(Dataset rows for apps and sites)
=-=-=

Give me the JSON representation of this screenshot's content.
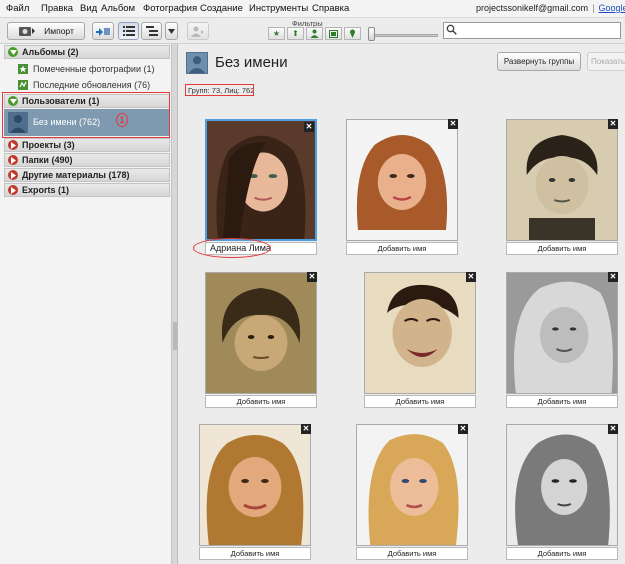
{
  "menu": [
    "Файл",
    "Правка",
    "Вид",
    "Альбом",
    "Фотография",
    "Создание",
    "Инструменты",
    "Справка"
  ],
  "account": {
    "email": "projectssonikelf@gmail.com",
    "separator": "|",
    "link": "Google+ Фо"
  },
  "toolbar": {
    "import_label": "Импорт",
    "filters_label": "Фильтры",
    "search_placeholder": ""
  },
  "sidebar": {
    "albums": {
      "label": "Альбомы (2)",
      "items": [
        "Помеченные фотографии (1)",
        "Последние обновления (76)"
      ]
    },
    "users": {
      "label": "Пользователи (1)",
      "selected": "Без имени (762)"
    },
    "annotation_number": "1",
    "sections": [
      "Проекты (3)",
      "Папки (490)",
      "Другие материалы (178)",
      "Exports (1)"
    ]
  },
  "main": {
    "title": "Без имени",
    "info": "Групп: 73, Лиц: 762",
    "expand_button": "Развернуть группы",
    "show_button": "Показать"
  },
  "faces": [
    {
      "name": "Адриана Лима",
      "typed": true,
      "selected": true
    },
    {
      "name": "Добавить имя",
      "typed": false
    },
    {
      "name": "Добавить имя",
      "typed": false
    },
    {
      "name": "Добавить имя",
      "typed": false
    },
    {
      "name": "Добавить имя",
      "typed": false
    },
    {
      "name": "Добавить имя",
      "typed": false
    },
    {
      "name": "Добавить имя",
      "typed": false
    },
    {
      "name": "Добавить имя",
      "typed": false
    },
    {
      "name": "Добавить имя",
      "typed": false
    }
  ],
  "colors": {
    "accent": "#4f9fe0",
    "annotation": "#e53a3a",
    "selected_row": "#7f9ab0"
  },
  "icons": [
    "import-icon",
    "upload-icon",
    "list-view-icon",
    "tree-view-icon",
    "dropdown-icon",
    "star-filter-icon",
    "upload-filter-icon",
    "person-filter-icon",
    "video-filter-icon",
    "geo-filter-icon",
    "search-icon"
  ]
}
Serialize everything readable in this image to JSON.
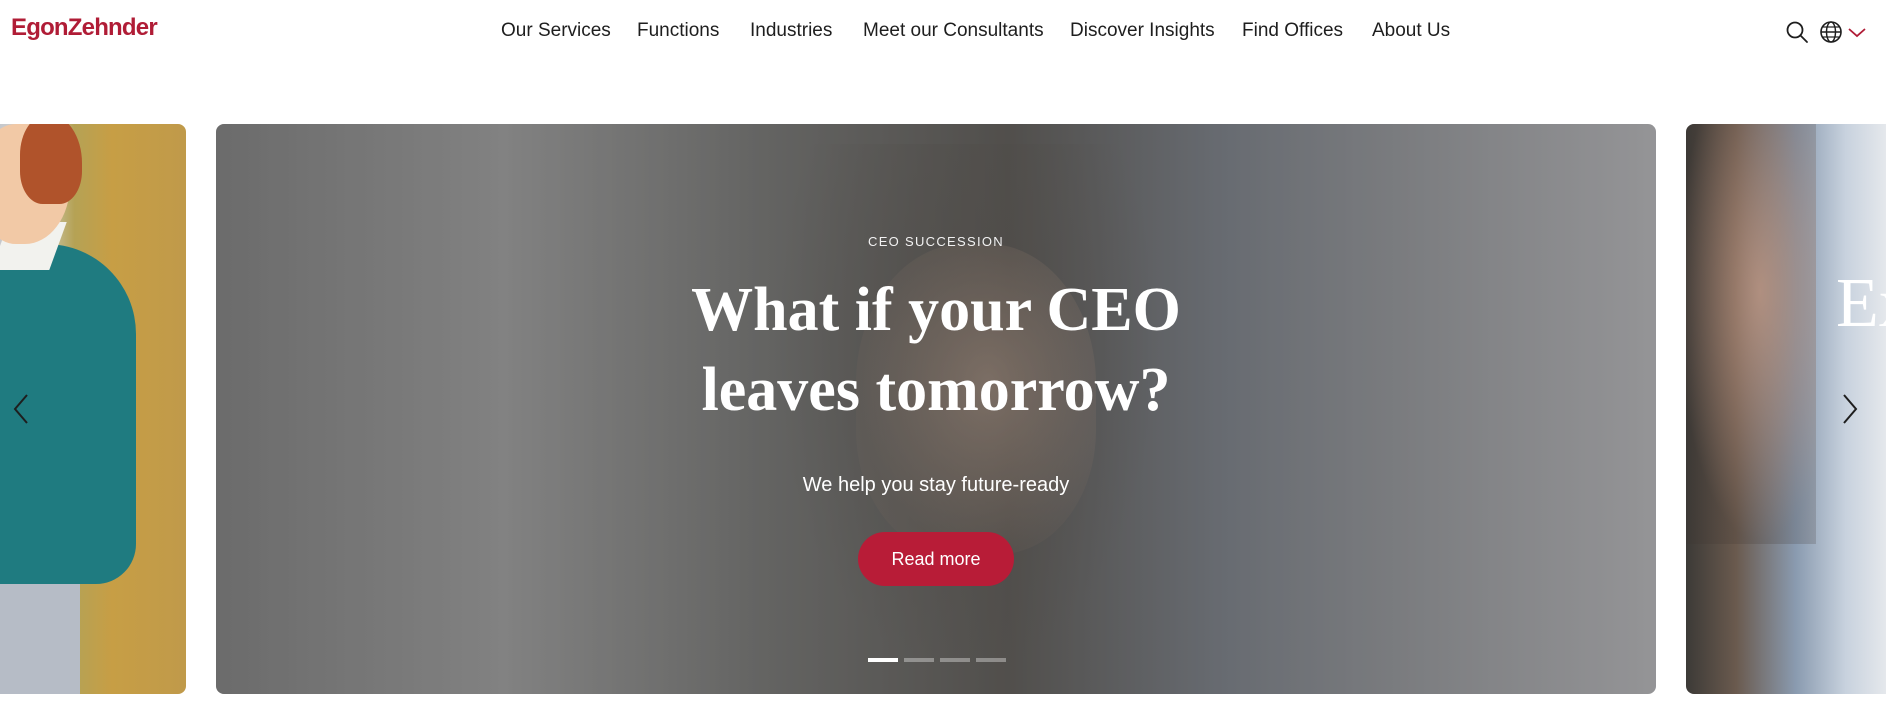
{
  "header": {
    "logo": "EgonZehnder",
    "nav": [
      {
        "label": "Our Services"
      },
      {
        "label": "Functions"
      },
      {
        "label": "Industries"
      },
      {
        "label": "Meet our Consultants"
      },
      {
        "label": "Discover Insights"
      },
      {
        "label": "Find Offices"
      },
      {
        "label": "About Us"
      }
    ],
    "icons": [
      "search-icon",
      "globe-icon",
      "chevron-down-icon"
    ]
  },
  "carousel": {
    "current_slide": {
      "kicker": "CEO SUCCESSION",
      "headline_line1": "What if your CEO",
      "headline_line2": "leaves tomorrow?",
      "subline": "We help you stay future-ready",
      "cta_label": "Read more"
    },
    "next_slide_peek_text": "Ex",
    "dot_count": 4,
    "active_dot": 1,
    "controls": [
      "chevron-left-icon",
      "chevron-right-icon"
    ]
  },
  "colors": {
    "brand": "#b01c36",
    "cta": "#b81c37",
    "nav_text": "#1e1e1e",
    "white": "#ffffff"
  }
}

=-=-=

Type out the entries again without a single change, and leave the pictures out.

Give me the JSON representation of this screenshot's content.
{
  "menu": [
    "Файл",
    "Правка",
    "Вид",
    "Альбом",
    "Фотография",
    "Создание",
    "Инструменты",
    "Справка"
  ],
  "account": {
    "email": "projectssonikelf@gmail.com",
    "separator": "|",
    "link": "Google+ Фо"
  },
  "toolbar": {
    "import_label": "Импорт",
    "filters_label": "Фильтры",
    "search_placeholder": ""
  },
  "sidebar": {
    "albums": {
      "label": "Альбомы (2)",
      "items": [
        "Помеченные фотографии (1)",
        "Последние обновления (76)"
      ]
    },
    "users": {
      "label": "Пользователи (1)",
      "selected": "Без имени (762)"
    },
    "annotation_number": "1",
    "sections": [
      "Проекты (3)",
      "Папки (490)",
      "Другие материалы (178)",
      "Exports (1)"
    ]
  },
  "main": {
    "title": "Без имени",
    "info": "Групп: 73, Лиц: 762",
    "expand_button": "Развернуть группы",
    "show_button": "Показать"
  },
  "faces": [
    {
      "name": "Адриана Лима",
      "typed": true,
      "selected": true
    },
    {
      "name": "Добавить имя",
      "typed": false
    },
    {
      "name": "Добавить имя",
      "typed": false
    },
    {
      "name": "Добавить имя",
      "typed": false
    },
    {
      "name": "Добавить имя",
      "typed": false
    },
    {
      "name": "Добавить имя",
      "typed": false
    },
    {
      "name": "Добавить имя",
      "typed": false
    },
    {
      "name": "Добавить имя",
      "typed": false
    },
    {
      "name": "Добавить имя",
      "typed": false
    }
  ],
  "colors": {
    "accent": "#4f9fe0",
    "annotation": "#e53a3a",
    "selected_row": "#7f9ab0"
  },
  "icons": [
    "import-icon",
    "upload-icon",
    "list-view-icon",
    "tree-view-icon",
    "dropdown-icon",
    "star-filter-icon",
    "upload-filter-icon",
    "person-filter-icon",
    "video-filter-icon",
    "geo-filter-icon",
    "search-icon"
  ]
}
Serialize everything readable in this image to JSON.
{
  "header": {
    "logo": "EgonZehnder",
    "nav": [
      {
        "label": "Our Services"
      },
      {
        "label": "Functions"
      },
      {
        "label": "Industries"
      },
      {
        "label": "Meet our Consultants"
      },
      {
        "label": "Discover Insights"
      },
      {
        "label": "Find Offices"
      },
      {
        "label": "About Us"
      }
    ],
    "icons": [
      "search-icon",
      "globe-icon",
      "chevron-down-icon"
    ]
  },
  "carousel": {
    "current_slide": {
      "kicker": "CEO SUCCESSION",
      "headline_line1": "What if your CEO",
      "headline_line2": "leaves tomorrow?",
      "subline": "We help you stay future-ready",
      "cta_label": "Read more"
    },
    "next_slide_peek_text": "Ex",
    "dot_count": 4,
    "active_dot": 1,
    "controls": [
      "chevron-left-icon",
      "chevron-right-icon"
    ]
  },
  "colors": {
    "brand": "#b01c36",
    "cta": "#b81c37",
    "nav_text": "#1e1e1e",
    "white": "#ffffff"
  }
}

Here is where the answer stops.